These verbs are often followed by adjectives instead of adverbs.
In these sentences the adjective describes the subject of the sentence and not the verb which is why an adverb is not possible..
Adverbs that tell us how often express the frequency of an action. They are usually placed before the main verb but after auxiliary verbs (such as be, have, may, & must). The only exception is when the main verb is “to be”, in which case the adverb goes after the main verb.
run (noun) run–down (adjective) run–in (noun) running (noun)
Adverbs of mannerHe swims well.He ran quickly.She spoke softly.James coughed loudly to attract her attention.He plays the flute beautifully. ( after the direct object)He ate the chocolate cake greedily. ( after the direct object)
Verbs are action words. … For example, some common English verbs include: ‘to walk’, ‘to swim’, ‘to talk’, ‘to watch’, ‘to try’, ‘to make’, ‘to read’ and ‘to examine’. Adverbs are words that add c349c detail and describe verbs. Common English adverbs include ‘quickly’, ‘slowly’, ‘cleverly’, ‘carefully’, ‘greedily’.
verb (used with object), willed, will.
Adjective and Verb Placement: Grammar Rules Adjectives are usually placed before the nouns they modify, but when used with linking verbs, such as forms of to be or “sense” verbs, they are placed after the verb. The latter type of adjective is called a predicative adjective.

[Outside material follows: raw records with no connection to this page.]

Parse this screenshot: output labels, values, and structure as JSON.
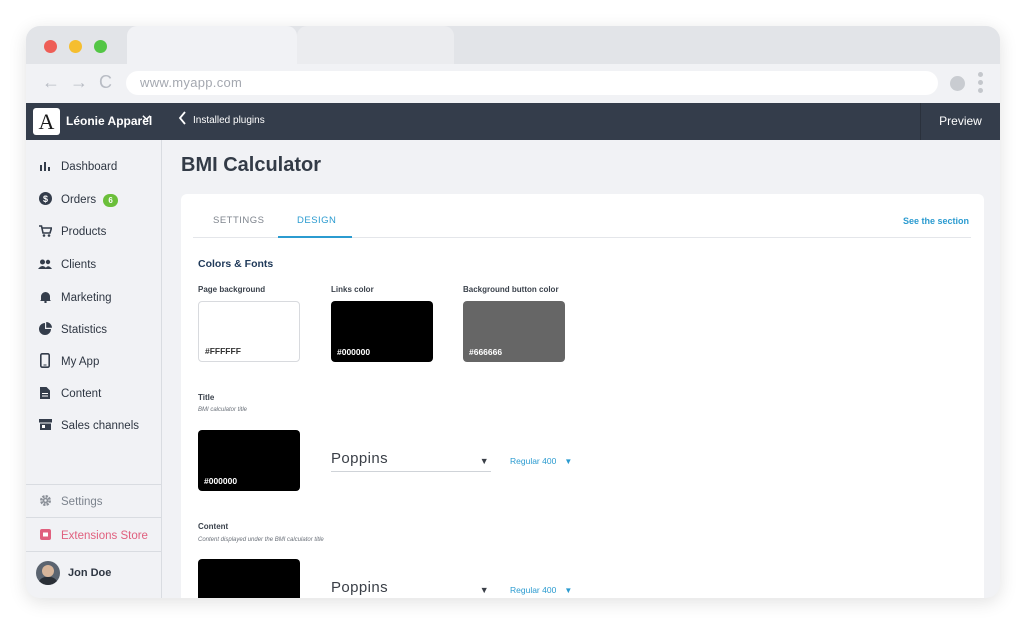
{
  "browser": {
    "url": "www.myapp.com",
    "back_icon": "←",
    "forward_icon": "→",
    "reload_icon": "C"
  },
  "topbar": {
    "logo_letter": "A",
    "store_name": "Léonie Apparel",
    "back_label": "Installed plugins",
    "preview_label": "Preview"
  },
  "sidebar": {
    "items": [
      {
        "label": "Dashboard",
        "icon": "bar-chart-icon"
      },
      {
        "label": "Orders",
        "icon": "dollar-circle-icon",
        "badge": "6"
      },
      {
        "label": "Products",
        "icon": "cart-icon"
      },
      {
        "label": "Clients",
        "icon": "people-icon"
      },
      {
        "label": "Marketing",
        "icon": "bell-icon"
      },
      {
        "label": "Statistics",
        "icon": "pie-chart-icon"
      },
      {
        "label": "My App",
        "icon": "phone-icon"
      },
      {
        "label": "Content",
        "icon": "document-icon"
      },
      {
        "label": "Sales channels",
        "icon": "store-icon"
      }
    ],
    "settings_label": "Settings",
    "extensions_label": "Extensions Store",
    "user_name": "Jon Doe"
  },
  "page": {
    "title": "BMI Calculator",
    "tabs": [
      "SETTINGS",
      "DESIGN"
    ],
    "active_tab": "DESIGN",
    "see_section": "See the section"
  },
  "colors_fonts": {
    "heading": "Colors & Fonts",
    "page_background": {
      "label": "Page background",
      "value": "#FFFFFF"
    },
    "links_color": {
      "label": "Links color",
      "value": "#000000"
    },
    "button_background": {
      "label": "Background button color",
      "value": "#666666"
    }
  },
  "title_field": {
    "label": "Title",
    "sublabel": "BMI calculator title",
    "color": "#000000",
    "font": "Poppins",
    "weight": "Regular 400"
  },
  "content_field": {
    "label": "Content",
    "sublabel": "Content displayed under the BMI calculator title",
    "color": "#000000",
    "font": "Poppins",
    "weight": "Regular 400"
  }
}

Adverb placement is usually at the end of a sentence or phrase. While it’s true that adverb placement can happen in the initial or mid-position, it’s also true that adverbs generally are placed at the end of a sentence or phrase.
The main difference between verbs vs. adverbs is that verbs are action words, and adverbs are description words. Verbs state the action performed by a noun, while adverbs provide c349c information about how that action is performed.
The word down can be used in a number of ways: as a preposition (followed by a noun), as in ‘She was walking down the street’, as an adverb, e.g. ‘She lay down and fell asleep’, after the verb ‘to be’, as in ‘Shares were sharply down at the end of trading today’, and as an adjective, as in ‘He’s been feeling a bit down …
Too is an adverb. It is used before adjectives without nouns and before adverbs. I arrived too late. You are too generous.
We do not currently know of any adverbs for finished. Using available adjectives, one could potentially construct nonstandard adverbs such as finishably, finishedly, finitoly or finishingly.